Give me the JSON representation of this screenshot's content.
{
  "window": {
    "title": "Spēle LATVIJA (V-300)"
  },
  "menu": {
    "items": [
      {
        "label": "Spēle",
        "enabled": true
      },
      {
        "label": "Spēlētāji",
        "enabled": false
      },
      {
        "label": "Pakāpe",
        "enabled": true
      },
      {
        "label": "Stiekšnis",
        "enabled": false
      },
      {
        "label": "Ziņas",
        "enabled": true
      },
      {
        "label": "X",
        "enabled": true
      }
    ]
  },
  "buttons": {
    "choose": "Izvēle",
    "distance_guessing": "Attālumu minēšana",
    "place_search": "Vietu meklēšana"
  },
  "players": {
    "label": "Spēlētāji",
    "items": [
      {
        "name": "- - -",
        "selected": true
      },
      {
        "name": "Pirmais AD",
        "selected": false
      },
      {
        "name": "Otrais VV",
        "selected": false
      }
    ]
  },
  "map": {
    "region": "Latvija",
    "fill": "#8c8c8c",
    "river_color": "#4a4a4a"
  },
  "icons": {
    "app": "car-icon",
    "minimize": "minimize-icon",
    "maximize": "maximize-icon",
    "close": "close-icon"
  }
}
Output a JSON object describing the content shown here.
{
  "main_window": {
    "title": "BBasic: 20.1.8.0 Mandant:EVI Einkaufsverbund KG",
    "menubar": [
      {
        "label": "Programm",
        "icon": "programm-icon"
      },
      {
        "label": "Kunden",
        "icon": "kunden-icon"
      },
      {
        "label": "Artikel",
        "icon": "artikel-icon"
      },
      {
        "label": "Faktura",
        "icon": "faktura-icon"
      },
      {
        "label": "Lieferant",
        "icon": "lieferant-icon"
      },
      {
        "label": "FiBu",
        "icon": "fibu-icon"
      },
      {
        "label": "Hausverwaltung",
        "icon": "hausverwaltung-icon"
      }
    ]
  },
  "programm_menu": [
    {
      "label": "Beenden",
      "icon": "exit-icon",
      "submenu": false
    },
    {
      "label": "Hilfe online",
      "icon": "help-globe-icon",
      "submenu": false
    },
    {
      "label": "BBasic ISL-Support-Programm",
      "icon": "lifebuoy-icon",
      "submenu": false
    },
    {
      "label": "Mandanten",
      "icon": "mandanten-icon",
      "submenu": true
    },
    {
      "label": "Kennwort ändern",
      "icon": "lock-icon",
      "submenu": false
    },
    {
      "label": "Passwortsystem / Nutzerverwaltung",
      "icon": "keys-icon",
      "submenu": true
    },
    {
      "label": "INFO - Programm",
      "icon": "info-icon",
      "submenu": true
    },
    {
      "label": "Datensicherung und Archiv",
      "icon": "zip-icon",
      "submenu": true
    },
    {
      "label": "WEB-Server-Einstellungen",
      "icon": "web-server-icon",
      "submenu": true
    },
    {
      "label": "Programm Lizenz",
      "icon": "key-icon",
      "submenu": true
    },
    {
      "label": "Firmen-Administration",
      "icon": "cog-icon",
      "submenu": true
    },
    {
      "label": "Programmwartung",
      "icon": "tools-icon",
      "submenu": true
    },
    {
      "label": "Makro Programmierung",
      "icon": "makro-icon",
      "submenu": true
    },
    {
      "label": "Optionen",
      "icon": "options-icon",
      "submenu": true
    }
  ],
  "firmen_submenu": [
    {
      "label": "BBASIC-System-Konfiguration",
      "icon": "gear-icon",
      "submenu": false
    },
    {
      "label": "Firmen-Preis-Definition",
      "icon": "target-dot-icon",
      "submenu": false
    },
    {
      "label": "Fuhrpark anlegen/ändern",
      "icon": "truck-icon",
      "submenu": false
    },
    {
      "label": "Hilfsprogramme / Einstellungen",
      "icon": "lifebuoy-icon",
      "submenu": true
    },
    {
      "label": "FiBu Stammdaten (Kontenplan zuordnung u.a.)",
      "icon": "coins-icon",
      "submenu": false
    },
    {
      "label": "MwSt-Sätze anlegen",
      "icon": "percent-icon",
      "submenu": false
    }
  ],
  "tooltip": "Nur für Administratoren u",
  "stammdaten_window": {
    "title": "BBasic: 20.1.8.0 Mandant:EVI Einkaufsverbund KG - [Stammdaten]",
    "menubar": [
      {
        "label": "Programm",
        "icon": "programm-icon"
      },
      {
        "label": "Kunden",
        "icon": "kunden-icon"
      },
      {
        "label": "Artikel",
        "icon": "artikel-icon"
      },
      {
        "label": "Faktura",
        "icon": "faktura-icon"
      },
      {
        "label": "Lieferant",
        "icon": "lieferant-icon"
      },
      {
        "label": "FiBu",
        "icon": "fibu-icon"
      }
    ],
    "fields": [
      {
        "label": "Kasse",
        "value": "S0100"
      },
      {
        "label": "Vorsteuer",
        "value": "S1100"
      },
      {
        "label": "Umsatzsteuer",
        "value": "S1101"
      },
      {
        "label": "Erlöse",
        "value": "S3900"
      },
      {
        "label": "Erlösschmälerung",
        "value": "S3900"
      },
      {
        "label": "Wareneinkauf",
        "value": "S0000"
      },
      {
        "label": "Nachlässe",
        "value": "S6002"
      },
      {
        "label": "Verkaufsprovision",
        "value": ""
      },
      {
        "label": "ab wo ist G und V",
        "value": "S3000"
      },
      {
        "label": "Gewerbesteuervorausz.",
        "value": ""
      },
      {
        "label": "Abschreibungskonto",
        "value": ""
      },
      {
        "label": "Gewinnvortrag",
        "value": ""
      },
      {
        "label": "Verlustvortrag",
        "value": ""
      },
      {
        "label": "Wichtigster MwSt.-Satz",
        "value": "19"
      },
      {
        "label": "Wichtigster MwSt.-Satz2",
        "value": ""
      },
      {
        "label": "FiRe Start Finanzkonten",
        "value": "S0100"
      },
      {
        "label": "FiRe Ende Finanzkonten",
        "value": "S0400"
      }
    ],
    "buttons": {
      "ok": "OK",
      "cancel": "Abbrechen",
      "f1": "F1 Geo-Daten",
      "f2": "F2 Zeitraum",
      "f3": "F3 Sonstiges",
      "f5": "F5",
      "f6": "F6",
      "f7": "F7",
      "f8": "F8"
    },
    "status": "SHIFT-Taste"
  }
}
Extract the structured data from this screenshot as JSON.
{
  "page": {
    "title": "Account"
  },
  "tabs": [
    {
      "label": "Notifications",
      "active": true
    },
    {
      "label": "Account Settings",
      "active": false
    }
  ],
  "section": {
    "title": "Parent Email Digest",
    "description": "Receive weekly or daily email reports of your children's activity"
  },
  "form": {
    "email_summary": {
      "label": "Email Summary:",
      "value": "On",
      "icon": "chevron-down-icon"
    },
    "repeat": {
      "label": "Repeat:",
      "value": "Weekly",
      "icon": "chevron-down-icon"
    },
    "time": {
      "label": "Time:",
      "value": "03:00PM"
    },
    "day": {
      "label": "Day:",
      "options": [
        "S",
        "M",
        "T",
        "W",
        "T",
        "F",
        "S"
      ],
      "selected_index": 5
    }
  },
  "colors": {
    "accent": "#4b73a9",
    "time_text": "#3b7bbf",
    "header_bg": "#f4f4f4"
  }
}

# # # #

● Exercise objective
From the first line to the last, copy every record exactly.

● Result of this task
Give me the JSON representation of this screenshot's content.
{
  "window": {
    "title": "Spēle LATVIJA (V-300)"
  },
  "menu": {
    "items": [
      {
        "label": "Spēle",
        "enabled": true
      },
      {
        "label": "Spēlētāji",
        "enabled": false
      },
      {
        "label": "Pakāpe",
        "enabled": true
      },
      {
        "label": "Stiekšnis",
        "enabled": false
      },
      {
        "label": "Ziņas",
        "enabled": true
      },
      {
        "label": "X",
        "enabled": true
      }
    ]
  },
  "buttons": {
    "choose": "Izvēle",
    "distance_guessing": "Attālumu minēšana",
    "place_search": "Vietu meklēšana"
  },
  "players": {
    "label": "Spēlētāji",
    "items": [
      {
        "name": "- - -",
        "selected": true
      },
      {
        "name": "Pirmais AD",
        "selected": false
      },
      {
        "name": "Otrais VV",
        "selected": false
      }
    ]
  },
  "map": {
    "region": "Latvija",
    "fill": "#8c8c8c",
    "river_color": "#4a4a4a"
  },
  "icons": {
    "app": "car-icon",
    "minimize": "minimize-icon",
    "maximize": "maximize-icon",
    "close": "close-icon"
  }
}
Output a JSON object describing the content shown here.
{
  "main_window": {
    "title": "BBasic: 20.1.8.0 Mandant:EVI Einkaufsverbund KG",
    "menubar": [
      {
        "label": "Programm",
        "icon": "programm-icon"
      },
      {
        "label": "Kunden",
        "icon": "kunden-icon"
      },
      {
        "label": "Artikel",
        "icon": "artikel-icon"
      },
      {
        "label": "Faktura",
        "icon": "faktura-icon"
      },
      {
        "label": "Lieferant",
        "icon": "lieferant-icon"
      },
      {
        "label": "FiBu",
        "icon": "fibu-icon"
      },
      {
        "label": "Hausverwaltung",
        "icon": "hausverwaltung-icon"
      }
    ]
  },
  "programm_menu": [
    {
      "label": "Beenden",
      "icon": "exit-icon",
      "submenu": false
    },
    {
      "label": "Hilfe online",
      "icon": "help-globe-icon",
      "submenu": false
    },
    {
      "label": "BBasic ISL-Support-Programm",
      "icon": "lifebuoy-icon",
      "submenu": false
    },
    {
      "label": "Mandanten",
      "icon": "mandanten-icon",
      "submenu": true
    },
    {
      "label": "Kennwort ändern",
      "icon": "lock-icon",
      "submenu": false
    },
    {
      "label": "Passwortsystem / Nutzerverwaltung",
      "icon": "keys-icon",
      "submenu": true
    },
    {
      "label": "INFO - Programm",
      "icon": "info-icon",
      "submenu": true
    },
    {
      "label": "Datensicherung und Archiv",
      "icon": "zip-icon",
      "submenu": true
    },
    {
      "label": "WEB-Server-Einstellungen",
      "icon": "web-server-icon",
      "submenu": true
    },
    {
      "label": "Programm Lizenz",
      "icon": "key-icon",
      "submenu": true
    },
    {
      "label": "Firmen-Administration",
      "icon": "cog-icon",
      "submenu": true
    },
    {
      "label": "Programmwartung",
      "icon": "tools-icon",
      "submenu": true
    },
    {
      "label": "Makro Programmierung",
      "icon": "makro-icon",
      "submenu": true
    },
    {
      "label": "Optionen",
      "icon": "options-icon",
      "submenu": true
    }
  ],
  "firmen_submenu": [
    {
      "label": "BBASIC-System-Konfiguration",
      "icon": "gear-icon",
      "submenu": false
    },
    {
      "label": "Firmen-Preis-Definition",
      "icon": "target-dot-icon",
      "submenu": false
    },
    {
      "label": "Fuhrpark anlegen/ändern",
      "icon": "truck-icon",
      "submenu": false
    },
    {
      "label": "Hilfsprogramme / Einstellungen",
      "icon": "lifebuoy-icon",
      "submenu": true
    },
    {
      "label": "FiBu Stammdaten (Kontenplan zuordnung u.a.)",
      "icon": "coins-icon",
      "submenu": false
    },
    {
      "label": "MwSt-Sätze anlegen",
      "icon": "percent-icon",
      "submenu": false
    }
  ],
  "tooltip": "Nur für Administratoren u",
  "stammdaten_window": {
    "title": "BBasic: 20.1.8.0 Mandant:EVI Einkaufsverbund KG - [Stammdaten]",
    "menubar": [
      {
        "label": "Programm",
        "icon": "programm-icon"
      },
      {
        "label": "Kunden",
        "icon": "kunden-icon"
      },
      {
        "label": "Artikel",
        "icon": "artikel-icon"
      },
      {
        "label": "Faktura",
        "icon": "faktura-icon"
      },
      {
        "label": "Lieferant",
        "icon": "lieferant-icon"
      },
      {
        "label": "FiBu",
        "icon": "fibu-icon"
      }
    ],
    "fields": [
      {
        "label": "Kasse",
        "value": "S0100"
      },
      {
        "label": "Vorsteuer",
        "value": "S1100"
      },
      {
        "label": "Umsatzsteuer",
        "value": "S1101"
      },
      {
        "label": "Erlöse",
        "value": "S3900"
      },
      {
        "label": "Erlösschmälerung",
        "value": "S3900"
      },
      {
        "label": "Wareneinkauf",
        "value": "S0000"
      },
      {
        "label": "Nachlässe",
        "value": "S6002"
      },
      {
        "label": "Verkaufsprovision",
        "value": ""
      },
      {
        "label": "ab wo ist G und V",
        "value": "S3000"
      },
      {
        "label": "Gewerbesteuervorausz.",
        "value": ""
      },
      {
        "label": "Abschreibungskonto",
        "value": ""
      },
      {
        "label": "Gewinnvortrag",
        "value": ""
      },
      {
        "label": "Verlustvortrag",
        "value": ""
      },
      {
        "label": "Wichtigster MwSt.-Satz",
        "value": "19"
      },
      {
        "label": "Wichtigster MwSt.-Satz2",
        "value": ""
      },
      {
        "label": "FiRe Start Finanzkonten",
        "value": "S0100"
      },
      {
        "label": "FiRe Ende Finanzkonten",
        "value": "S0400"
      }
    ],
    "buttons": {
      "ok": "OK",
      "cancel": "Abbrechen",
      "f1": "F1 Geo-Daten",
      "f2": "F2 Zeitraum",
      "f3": "F3 Sonstiges",
      "f5": "F5",
      "f6": "F6",
      "f7": "F7",
      "f8": "F8"
    },
    "status": "SHIFT-Taste"
  }
}
Extract the structured data from this screenshot as JSON.
{
  "page": {
    "title": "Account"
  },
  "tabs": [
    {
      "label": "Notifications",
      "active": true
    },
    {
      "label": "Account Settings",
      "active": false
    }
  ],
  "section": {
    "title": "Parent Email Digest",
    "description": "Receive weekly or daily email reports of your children's activity"
  },
  "form": {
    "email_summary": {
      "label": "Email Summary:",
      "value": "On",
      "icon": "chevron-down-icon"
    },
    "repeat": {
      "label": "Repeat:",
      "value": "Weekly",
      "icon": "chevron-down-icon"
    },
    "time": {
      "label": "Time:",
      "value": "03:00PM"
    },
    "day": {
      "label": "Day:",
      "options": [
        "S",
        "M",
        "T",
        "W",
        "T",
        "F",
        "S"
      ],
      "selected_index": 5
    }
  },
  "colors": {
    "accent": "#4b73a9",
    "time_text": "#3b7bbf",
    "header_bg": "#f4f4f4"
  }
}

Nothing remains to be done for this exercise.